Using the entries below, show all lines with the string "Vendors".

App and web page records
>>

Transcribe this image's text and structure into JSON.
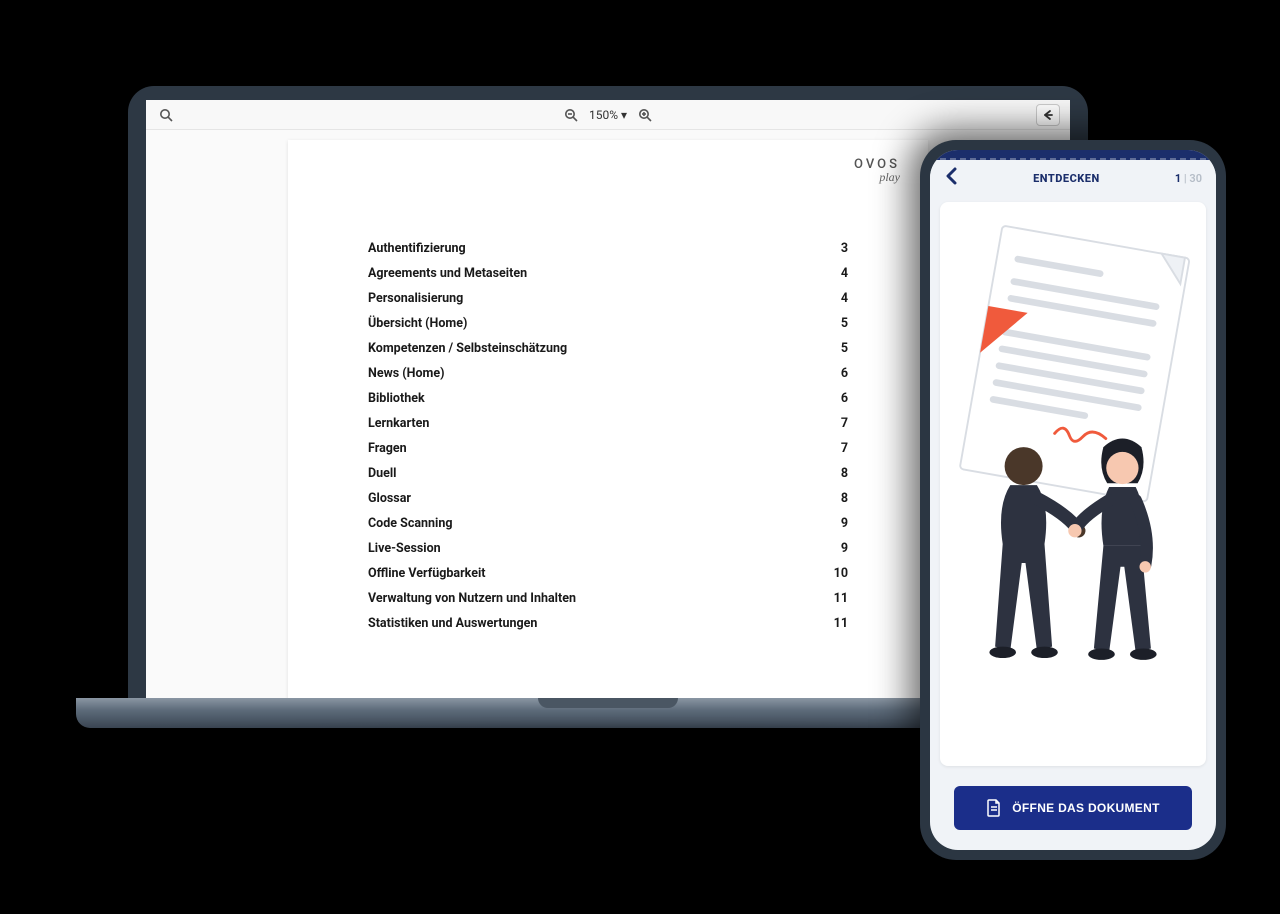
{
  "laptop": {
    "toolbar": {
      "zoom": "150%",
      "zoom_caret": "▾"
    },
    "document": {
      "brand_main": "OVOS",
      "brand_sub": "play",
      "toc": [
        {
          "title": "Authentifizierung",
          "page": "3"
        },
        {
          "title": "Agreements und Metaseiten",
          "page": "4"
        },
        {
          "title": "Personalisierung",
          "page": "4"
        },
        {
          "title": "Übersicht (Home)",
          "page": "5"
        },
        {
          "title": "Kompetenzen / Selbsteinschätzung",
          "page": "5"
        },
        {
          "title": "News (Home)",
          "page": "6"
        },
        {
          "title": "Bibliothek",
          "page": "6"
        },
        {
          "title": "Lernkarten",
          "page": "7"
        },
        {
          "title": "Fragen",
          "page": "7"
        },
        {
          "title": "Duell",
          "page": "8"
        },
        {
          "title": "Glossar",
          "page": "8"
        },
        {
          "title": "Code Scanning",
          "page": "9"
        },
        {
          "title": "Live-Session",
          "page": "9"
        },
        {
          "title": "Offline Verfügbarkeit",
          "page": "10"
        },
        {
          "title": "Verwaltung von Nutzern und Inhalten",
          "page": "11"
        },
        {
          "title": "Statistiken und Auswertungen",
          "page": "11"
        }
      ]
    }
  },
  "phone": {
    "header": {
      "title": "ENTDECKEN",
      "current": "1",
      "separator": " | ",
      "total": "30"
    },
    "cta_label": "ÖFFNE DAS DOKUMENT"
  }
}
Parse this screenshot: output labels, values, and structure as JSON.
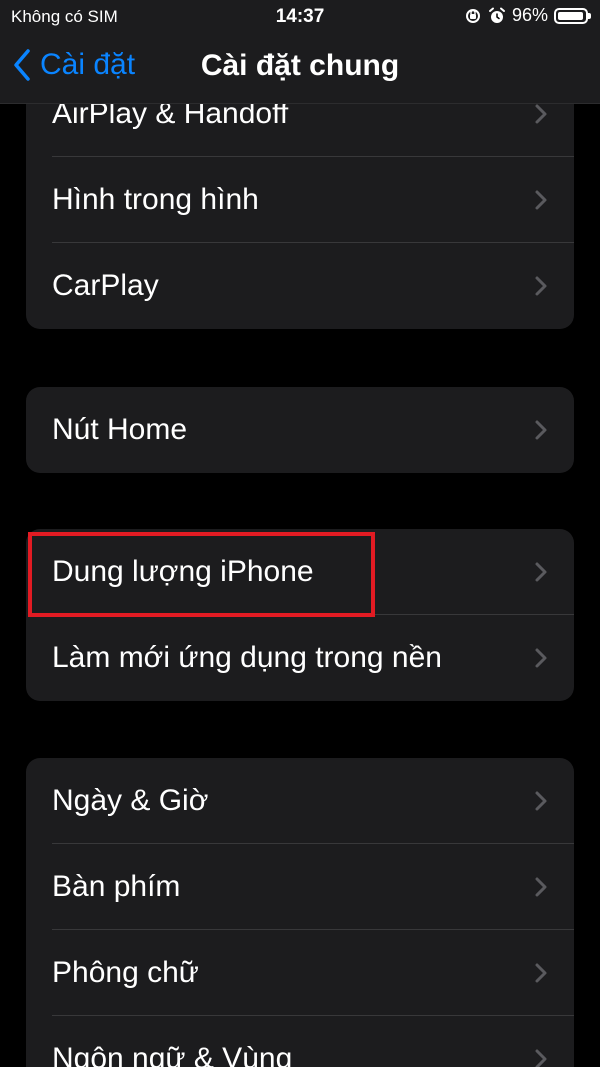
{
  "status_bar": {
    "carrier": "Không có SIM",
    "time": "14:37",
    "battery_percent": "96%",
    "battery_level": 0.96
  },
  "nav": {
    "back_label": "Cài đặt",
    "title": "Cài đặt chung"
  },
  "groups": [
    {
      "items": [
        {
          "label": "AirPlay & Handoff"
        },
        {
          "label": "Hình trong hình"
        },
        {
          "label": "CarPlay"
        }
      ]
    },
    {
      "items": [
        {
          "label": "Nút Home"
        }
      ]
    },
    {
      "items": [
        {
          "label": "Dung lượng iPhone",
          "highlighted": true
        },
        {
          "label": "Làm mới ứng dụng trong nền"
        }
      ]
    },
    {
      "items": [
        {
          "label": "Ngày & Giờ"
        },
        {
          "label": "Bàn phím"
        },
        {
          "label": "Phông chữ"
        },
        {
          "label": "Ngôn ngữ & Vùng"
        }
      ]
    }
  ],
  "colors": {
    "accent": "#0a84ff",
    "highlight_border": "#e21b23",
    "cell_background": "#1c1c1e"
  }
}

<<
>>

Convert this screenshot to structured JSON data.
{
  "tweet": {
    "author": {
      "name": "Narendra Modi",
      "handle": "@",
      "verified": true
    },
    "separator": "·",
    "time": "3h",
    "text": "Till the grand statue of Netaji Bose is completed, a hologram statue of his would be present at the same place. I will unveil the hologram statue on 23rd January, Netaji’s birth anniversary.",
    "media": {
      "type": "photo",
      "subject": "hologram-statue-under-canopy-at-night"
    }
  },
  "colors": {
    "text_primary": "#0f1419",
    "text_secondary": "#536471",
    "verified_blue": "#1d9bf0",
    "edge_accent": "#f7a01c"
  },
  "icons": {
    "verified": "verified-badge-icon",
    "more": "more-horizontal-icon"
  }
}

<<
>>

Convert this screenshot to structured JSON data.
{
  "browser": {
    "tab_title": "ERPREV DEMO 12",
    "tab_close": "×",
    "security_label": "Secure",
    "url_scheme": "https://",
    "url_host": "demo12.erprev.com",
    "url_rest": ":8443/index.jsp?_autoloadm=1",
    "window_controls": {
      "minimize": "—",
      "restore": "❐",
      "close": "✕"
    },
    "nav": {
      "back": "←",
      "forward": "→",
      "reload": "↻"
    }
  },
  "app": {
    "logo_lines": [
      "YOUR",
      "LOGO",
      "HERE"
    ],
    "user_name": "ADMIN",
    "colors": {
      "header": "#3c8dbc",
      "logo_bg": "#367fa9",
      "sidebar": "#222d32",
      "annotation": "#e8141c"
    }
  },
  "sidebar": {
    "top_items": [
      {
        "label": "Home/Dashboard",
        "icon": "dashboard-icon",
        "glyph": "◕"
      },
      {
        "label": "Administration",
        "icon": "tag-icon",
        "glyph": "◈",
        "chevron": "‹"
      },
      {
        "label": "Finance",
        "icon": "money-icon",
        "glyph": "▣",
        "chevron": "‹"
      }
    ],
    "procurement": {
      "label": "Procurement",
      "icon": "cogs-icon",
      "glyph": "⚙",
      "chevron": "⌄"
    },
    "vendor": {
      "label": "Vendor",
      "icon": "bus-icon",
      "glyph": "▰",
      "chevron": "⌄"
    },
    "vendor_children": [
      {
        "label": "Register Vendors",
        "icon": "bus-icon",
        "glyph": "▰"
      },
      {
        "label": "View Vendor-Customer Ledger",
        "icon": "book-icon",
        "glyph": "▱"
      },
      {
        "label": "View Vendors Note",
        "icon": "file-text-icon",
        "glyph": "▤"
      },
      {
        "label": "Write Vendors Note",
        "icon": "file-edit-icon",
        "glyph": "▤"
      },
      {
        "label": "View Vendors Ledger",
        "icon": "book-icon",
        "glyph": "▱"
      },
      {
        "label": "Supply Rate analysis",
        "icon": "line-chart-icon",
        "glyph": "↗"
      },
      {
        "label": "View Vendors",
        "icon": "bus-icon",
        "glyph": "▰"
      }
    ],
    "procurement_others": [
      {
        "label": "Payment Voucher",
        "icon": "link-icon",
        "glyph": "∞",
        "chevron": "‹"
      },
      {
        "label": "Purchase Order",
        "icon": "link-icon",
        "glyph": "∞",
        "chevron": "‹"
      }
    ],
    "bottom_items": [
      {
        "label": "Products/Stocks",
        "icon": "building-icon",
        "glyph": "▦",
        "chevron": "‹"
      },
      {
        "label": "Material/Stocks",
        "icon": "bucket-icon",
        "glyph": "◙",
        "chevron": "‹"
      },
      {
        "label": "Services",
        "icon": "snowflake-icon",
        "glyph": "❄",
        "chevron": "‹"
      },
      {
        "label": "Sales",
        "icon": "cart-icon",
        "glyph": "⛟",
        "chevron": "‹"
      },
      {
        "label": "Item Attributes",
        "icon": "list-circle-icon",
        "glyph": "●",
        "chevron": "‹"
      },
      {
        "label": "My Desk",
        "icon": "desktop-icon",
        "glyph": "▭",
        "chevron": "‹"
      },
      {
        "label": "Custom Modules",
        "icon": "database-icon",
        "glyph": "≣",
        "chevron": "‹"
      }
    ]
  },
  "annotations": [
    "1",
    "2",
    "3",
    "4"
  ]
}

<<

ANSWER AREA
        "label": "Register Vendors",
        "label": "View Vendors Note",
        "label": "Write Vendors Note",
        "label": "View Vendors Ledger",
        "label": "View Vendors",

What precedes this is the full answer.